The chattel slavery of the United States is different than the slavery mentioned in the Bible. However, there is no biblical word for chattel slavery and different words were used to convey the idea of servitude whether be forced or voluntary. Nevertheless, following is a list of some information concerning how slaves were treated in the Old Testament time.

  1. When a slave was freed, he was to receive gifts that enabled him to survive economically (Deut. 15:14). 
  2. ​The slave was required to participate in religious observances (Gen. 17:13; Exodus 12:44; Lev. 22:11).
  3. A master who punished his slave who then died, was to be punished himself (Exodus 21:20).
  4. ​The slave was a member of the master's household (Lev. 22:11).
  5. ​The slave was required to rest on the Sabbath (Exodus 20:10; Deut. 5:14).
  6. A person could sell himself into slavery (Lev. 25:39)
  7. An escaped slave was not to be returned as was property (Deut. 23:15–16)
  8. A slave could become free after six years of service (Exodus 21:2; Deut. 15:12), in the year of Jubilee (Lev. 25), the marriage of the master's son or if refused marriage would then set free (Exodus 21:7-11), due to injury (Exodus 21:26-27), and by purchasing his own freedom (Lev. 25:47).

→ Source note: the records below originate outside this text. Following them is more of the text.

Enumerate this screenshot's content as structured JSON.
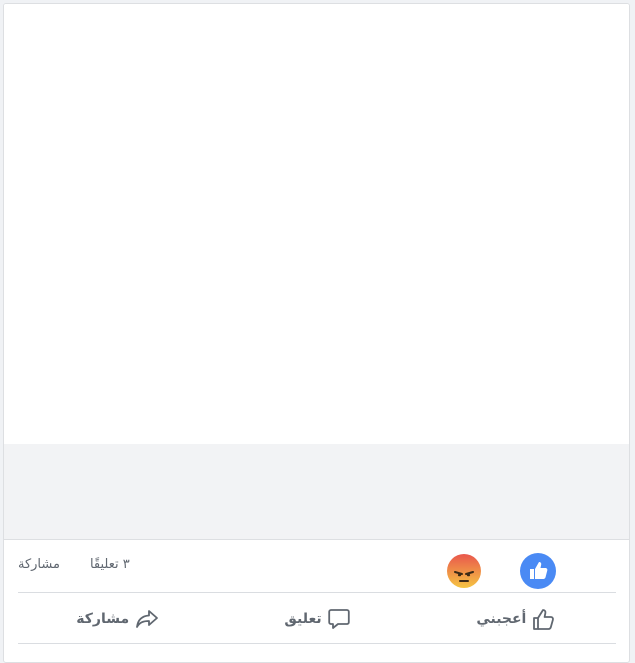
{
  "post": {
    "stats": {
      "comments_label": "٣ تعليقًا",
      "shares_label": "مشاركة"
    },
    "reactions": [
      "like-reaction-icon",
      "angry-reaction-icon"
    ],
    "actions": {
      "like_label": "أعجبني",
      "comment_label": "تعليق",
      "share_label": "مشاركة"
    }
  },
  "colors": {
    "like_blue": "#4a8af4",
    "angry_top": "#e9574d",
    "angry_bottom": "#f5c542",
    "action_text": "#606770",
    "preview_bg": "#f2f3f5"
  }
}
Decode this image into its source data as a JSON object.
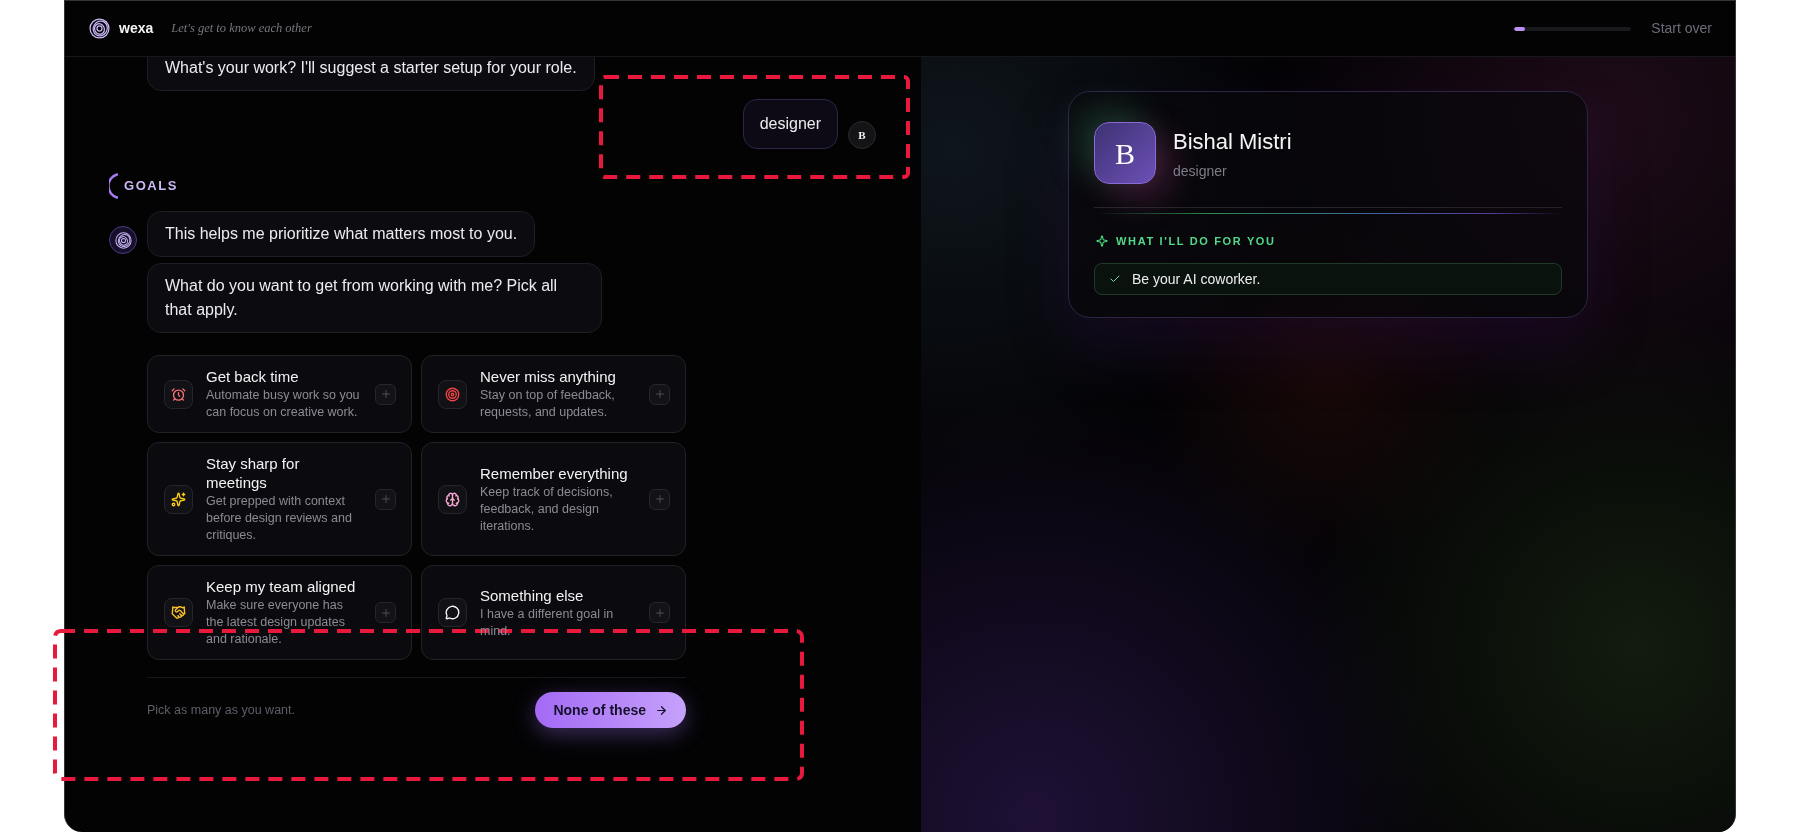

About The Author

Matt Slick is the President and Founder of the Christian Apologetics and Research Ministry.